[Element data from apps and pages]
= = =

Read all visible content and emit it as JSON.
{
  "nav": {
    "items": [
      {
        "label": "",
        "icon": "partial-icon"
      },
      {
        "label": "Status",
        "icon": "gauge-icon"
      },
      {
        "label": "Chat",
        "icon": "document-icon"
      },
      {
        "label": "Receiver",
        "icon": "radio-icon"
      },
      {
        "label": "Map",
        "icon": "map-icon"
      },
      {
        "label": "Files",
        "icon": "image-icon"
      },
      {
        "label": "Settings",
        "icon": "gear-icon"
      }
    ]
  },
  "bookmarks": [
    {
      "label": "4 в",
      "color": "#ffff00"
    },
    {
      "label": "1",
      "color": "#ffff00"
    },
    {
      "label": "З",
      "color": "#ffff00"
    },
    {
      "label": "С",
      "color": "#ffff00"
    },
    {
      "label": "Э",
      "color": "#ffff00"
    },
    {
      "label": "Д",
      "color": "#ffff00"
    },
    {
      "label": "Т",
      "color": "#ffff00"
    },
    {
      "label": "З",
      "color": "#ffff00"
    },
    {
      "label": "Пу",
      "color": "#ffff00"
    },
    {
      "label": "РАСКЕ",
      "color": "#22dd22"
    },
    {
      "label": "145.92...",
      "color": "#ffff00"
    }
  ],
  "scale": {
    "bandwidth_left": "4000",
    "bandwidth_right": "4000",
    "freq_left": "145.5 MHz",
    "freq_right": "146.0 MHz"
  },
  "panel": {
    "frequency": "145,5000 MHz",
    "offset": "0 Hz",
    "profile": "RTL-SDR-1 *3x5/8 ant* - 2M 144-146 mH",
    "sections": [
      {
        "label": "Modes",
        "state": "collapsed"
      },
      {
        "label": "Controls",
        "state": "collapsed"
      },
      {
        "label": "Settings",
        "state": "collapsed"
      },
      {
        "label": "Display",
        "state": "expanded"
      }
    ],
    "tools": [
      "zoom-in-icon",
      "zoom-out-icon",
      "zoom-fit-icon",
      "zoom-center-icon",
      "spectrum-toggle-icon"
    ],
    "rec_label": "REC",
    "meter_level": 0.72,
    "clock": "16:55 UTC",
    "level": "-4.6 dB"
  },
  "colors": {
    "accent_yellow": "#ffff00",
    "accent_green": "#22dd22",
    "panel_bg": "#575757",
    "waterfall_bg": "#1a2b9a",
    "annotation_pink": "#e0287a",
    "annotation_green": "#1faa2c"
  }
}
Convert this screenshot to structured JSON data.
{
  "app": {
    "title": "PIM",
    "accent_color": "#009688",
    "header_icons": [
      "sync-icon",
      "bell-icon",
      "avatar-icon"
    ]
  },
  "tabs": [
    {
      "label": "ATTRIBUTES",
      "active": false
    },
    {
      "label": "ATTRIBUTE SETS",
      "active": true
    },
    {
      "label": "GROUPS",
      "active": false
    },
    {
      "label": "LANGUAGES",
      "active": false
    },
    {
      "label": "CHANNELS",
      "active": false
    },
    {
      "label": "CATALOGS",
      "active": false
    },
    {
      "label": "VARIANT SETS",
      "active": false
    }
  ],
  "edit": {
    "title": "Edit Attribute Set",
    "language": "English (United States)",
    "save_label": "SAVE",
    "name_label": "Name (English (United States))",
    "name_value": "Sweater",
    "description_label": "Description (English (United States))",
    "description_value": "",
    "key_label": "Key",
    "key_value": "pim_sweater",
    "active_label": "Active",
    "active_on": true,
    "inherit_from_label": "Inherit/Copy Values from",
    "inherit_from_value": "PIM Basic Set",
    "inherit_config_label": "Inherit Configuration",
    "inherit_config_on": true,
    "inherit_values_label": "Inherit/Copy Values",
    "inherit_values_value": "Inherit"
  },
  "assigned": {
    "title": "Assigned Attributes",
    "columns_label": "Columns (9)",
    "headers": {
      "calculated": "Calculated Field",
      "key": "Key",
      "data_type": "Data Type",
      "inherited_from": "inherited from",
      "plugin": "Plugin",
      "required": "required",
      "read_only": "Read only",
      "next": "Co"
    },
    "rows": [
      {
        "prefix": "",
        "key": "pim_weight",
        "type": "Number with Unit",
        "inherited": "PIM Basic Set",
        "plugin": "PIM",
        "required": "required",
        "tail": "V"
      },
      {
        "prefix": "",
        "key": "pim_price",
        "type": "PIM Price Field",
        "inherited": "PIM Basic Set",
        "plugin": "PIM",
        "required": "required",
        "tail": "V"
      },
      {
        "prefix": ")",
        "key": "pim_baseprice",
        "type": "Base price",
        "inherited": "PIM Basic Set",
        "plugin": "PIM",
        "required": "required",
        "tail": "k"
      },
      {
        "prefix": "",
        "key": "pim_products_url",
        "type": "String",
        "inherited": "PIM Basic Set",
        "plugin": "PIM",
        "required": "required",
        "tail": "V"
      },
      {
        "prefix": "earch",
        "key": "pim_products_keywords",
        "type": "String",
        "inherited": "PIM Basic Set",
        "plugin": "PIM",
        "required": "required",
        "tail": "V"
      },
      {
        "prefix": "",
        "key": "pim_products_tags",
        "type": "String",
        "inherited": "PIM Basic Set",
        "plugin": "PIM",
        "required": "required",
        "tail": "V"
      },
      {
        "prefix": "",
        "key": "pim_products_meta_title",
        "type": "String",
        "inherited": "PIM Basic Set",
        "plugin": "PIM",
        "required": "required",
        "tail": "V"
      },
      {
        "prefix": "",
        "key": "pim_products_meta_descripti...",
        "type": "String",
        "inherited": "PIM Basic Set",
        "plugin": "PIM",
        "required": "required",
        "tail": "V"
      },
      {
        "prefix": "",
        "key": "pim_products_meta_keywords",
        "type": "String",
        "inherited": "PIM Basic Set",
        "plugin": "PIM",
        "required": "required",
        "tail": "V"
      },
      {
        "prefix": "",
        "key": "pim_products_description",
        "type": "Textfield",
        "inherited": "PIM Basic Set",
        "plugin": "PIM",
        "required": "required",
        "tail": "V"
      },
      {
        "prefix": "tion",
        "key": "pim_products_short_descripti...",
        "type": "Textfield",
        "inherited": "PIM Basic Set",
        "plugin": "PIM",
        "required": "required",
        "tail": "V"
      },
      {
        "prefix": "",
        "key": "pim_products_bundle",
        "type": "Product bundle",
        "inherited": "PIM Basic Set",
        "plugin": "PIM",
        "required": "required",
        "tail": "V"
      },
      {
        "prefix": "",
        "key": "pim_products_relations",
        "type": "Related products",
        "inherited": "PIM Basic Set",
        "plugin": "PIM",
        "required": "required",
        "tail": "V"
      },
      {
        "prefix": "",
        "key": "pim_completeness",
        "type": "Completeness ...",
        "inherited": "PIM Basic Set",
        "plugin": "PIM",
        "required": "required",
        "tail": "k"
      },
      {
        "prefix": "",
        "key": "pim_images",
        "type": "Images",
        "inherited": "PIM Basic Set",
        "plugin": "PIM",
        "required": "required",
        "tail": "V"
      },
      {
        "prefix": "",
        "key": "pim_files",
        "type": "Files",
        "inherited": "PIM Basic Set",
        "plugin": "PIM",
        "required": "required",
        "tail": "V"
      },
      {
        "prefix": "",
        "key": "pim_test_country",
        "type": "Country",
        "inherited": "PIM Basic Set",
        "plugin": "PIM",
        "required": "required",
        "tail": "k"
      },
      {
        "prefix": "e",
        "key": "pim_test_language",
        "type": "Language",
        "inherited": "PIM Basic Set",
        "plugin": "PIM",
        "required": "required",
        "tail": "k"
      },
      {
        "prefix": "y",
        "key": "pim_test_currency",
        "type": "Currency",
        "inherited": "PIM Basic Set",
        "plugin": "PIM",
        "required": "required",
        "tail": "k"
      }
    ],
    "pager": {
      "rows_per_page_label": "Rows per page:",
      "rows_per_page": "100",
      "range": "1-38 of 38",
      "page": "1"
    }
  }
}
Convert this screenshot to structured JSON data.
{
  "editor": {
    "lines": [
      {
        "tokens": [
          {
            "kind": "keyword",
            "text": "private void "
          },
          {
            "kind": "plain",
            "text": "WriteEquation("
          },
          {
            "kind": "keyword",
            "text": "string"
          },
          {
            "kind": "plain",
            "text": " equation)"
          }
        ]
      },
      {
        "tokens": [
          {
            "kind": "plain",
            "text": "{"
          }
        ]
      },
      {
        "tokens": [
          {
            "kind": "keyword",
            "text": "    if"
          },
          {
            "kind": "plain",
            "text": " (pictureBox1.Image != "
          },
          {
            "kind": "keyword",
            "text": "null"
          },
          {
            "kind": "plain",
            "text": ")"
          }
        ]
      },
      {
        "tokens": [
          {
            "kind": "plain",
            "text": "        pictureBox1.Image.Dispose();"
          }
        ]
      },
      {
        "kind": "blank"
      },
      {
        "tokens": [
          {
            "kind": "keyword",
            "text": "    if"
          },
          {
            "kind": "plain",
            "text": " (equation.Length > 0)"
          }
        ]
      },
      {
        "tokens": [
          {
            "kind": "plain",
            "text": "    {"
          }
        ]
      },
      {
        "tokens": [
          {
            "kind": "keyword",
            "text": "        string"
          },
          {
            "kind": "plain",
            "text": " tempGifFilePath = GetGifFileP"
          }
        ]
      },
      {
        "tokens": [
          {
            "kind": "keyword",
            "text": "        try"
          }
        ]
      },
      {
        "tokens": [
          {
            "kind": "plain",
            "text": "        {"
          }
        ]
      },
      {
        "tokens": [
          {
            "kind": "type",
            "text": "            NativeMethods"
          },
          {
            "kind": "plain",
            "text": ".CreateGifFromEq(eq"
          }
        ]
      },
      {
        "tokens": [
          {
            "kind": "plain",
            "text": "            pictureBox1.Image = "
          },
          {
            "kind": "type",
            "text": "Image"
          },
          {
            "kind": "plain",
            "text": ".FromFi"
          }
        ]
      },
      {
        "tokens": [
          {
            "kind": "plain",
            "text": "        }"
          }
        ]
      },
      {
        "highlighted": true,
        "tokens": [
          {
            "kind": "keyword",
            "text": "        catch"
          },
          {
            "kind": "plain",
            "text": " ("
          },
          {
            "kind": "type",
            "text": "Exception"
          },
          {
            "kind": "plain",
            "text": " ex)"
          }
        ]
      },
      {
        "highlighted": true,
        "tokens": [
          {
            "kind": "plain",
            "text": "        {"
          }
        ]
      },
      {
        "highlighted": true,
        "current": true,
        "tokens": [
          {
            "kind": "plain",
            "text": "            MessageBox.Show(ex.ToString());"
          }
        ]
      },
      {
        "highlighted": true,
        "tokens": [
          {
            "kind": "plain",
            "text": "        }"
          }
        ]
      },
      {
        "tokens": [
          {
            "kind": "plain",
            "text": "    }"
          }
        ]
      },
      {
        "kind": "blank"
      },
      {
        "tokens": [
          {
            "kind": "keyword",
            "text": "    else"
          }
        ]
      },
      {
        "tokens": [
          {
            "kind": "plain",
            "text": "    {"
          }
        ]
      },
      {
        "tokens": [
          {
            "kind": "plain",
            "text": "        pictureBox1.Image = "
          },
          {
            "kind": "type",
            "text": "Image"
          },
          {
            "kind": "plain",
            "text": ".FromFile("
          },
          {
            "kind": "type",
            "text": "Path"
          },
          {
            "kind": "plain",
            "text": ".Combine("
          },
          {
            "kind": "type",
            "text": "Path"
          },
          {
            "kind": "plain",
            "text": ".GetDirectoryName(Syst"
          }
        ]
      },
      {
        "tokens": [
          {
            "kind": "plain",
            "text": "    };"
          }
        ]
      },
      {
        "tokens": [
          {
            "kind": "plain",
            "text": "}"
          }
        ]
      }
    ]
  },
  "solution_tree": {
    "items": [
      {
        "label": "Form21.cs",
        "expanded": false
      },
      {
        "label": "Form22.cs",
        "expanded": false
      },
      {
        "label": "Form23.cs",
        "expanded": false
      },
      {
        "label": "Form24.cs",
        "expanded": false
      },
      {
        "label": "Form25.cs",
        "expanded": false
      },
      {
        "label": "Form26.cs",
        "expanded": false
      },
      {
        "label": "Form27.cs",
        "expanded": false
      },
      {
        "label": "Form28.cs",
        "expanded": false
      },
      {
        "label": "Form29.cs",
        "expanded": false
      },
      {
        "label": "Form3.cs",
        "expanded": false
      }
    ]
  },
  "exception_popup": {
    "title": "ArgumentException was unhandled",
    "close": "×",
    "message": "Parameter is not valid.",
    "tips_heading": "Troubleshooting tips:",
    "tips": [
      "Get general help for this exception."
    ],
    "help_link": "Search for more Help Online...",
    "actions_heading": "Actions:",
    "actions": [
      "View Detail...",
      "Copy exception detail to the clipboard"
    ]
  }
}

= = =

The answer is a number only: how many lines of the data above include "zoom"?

Written response
4